• **What the task requires**
Please report how many lines below contain "Nacional", writing nothing except the number.

☆ ☆ ☆ ☆ ☆

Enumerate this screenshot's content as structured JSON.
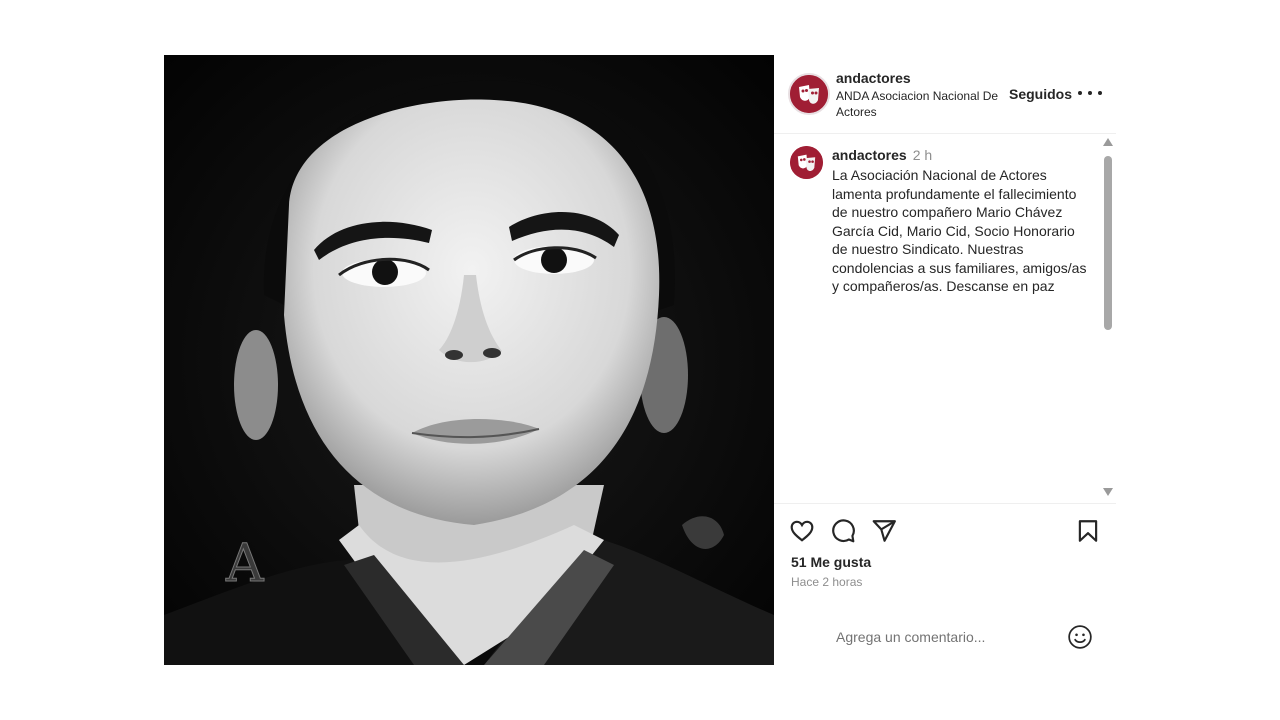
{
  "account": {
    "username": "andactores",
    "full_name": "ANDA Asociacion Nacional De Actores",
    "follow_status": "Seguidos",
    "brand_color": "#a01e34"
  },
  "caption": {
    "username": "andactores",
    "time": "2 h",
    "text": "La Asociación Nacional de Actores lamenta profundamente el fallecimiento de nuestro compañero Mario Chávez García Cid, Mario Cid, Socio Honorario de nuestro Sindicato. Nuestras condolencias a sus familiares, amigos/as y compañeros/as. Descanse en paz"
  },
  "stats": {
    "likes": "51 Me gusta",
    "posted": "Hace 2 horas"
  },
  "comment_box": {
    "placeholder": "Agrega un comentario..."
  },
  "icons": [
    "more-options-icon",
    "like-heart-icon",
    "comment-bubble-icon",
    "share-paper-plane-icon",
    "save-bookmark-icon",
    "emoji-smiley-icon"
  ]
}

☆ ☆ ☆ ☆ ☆

• **Exercise response**
2